* [Records provided]:

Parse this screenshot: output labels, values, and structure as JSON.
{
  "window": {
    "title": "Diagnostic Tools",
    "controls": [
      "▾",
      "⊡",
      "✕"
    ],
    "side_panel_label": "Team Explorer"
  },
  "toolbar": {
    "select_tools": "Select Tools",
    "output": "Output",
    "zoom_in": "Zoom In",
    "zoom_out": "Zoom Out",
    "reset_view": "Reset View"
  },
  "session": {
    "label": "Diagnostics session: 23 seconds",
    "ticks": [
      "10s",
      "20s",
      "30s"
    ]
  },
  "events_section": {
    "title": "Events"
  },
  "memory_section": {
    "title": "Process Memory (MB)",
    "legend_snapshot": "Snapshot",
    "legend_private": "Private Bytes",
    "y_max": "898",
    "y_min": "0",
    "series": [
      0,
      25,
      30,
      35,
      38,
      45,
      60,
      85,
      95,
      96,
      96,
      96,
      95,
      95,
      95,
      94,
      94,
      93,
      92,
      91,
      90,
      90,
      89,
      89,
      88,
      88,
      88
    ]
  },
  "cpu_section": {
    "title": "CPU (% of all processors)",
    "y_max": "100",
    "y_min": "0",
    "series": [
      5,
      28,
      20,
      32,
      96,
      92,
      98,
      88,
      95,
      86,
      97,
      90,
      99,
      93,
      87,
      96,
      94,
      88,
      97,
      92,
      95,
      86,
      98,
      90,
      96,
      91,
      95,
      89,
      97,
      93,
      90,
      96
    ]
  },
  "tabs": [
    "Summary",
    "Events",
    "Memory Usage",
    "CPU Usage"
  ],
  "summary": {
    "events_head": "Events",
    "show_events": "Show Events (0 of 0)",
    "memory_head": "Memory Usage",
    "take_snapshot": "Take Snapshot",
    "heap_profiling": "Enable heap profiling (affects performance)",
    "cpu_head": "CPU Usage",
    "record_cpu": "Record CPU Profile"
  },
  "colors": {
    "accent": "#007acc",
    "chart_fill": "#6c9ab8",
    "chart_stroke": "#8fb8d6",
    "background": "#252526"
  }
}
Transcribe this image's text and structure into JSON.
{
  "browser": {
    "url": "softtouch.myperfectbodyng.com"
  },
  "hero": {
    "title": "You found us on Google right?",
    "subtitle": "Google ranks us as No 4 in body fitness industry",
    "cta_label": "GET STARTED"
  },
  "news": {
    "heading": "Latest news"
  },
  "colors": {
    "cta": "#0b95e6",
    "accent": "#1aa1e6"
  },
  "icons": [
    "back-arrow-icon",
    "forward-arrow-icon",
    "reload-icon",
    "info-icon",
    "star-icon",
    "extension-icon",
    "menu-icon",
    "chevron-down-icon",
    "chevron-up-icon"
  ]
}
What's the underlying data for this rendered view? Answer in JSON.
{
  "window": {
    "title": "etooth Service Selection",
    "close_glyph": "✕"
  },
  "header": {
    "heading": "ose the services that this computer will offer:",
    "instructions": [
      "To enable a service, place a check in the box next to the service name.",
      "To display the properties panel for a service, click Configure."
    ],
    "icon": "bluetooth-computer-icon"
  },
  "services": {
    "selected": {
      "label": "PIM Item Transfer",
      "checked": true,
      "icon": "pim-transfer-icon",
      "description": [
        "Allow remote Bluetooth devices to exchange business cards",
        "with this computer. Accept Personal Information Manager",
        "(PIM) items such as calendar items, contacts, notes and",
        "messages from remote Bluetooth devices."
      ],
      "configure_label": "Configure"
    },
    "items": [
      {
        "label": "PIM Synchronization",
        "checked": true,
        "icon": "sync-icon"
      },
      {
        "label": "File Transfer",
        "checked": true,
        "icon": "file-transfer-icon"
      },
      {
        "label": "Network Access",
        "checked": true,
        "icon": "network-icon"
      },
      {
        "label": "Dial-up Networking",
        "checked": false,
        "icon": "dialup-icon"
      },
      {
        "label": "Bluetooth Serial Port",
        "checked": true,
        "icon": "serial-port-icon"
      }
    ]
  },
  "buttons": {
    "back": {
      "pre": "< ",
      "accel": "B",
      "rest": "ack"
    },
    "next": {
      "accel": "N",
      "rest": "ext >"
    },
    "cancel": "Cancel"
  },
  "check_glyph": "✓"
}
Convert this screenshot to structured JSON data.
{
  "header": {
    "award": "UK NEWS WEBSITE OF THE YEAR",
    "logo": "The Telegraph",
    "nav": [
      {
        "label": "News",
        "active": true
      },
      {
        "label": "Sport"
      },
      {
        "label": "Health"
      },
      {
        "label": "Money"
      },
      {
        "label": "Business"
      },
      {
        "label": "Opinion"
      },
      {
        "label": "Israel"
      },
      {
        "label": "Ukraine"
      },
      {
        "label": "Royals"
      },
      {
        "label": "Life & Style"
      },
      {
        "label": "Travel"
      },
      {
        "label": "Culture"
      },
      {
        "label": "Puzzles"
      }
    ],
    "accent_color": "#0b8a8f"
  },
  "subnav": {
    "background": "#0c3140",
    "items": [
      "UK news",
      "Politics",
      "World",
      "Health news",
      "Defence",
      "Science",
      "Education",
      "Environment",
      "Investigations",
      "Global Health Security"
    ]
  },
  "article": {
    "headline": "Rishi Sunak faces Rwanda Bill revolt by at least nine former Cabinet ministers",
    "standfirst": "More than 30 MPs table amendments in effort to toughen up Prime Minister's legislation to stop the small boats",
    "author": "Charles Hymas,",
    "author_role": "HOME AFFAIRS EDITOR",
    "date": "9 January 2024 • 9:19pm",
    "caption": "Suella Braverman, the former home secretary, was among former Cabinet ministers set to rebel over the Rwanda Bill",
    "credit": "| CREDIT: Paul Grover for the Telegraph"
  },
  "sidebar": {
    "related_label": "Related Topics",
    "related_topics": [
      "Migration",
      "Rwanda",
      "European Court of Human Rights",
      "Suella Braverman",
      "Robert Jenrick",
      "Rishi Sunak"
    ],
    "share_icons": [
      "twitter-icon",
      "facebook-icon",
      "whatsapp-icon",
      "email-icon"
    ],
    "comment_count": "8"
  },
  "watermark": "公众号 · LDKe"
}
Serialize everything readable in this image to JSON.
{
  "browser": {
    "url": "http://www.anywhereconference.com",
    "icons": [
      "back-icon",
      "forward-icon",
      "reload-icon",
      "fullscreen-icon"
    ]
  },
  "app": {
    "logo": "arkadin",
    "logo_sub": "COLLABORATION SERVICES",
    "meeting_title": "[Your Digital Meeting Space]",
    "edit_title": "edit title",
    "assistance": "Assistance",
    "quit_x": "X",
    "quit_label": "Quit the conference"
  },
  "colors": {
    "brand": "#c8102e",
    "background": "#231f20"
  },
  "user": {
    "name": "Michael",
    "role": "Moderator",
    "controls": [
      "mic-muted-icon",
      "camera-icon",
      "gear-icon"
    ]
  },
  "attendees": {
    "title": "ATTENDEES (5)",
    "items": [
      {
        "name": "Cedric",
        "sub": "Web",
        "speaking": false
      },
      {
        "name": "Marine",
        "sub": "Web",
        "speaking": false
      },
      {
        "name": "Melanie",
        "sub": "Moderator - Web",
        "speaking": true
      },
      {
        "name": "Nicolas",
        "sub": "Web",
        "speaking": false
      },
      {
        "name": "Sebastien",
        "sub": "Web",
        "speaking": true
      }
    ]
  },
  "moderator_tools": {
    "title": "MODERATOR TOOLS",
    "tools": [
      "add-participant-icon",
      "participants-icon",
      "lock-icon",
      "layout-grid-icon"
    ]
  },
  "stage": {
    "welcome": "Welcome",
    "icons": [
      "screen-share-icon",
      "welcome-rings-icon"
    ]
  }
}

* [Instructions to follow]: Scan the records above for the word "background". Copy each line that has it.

* [Solution to the exercise]:
    "background": "#252526"
    "background": "#0c3140",
    "background": "#231f20"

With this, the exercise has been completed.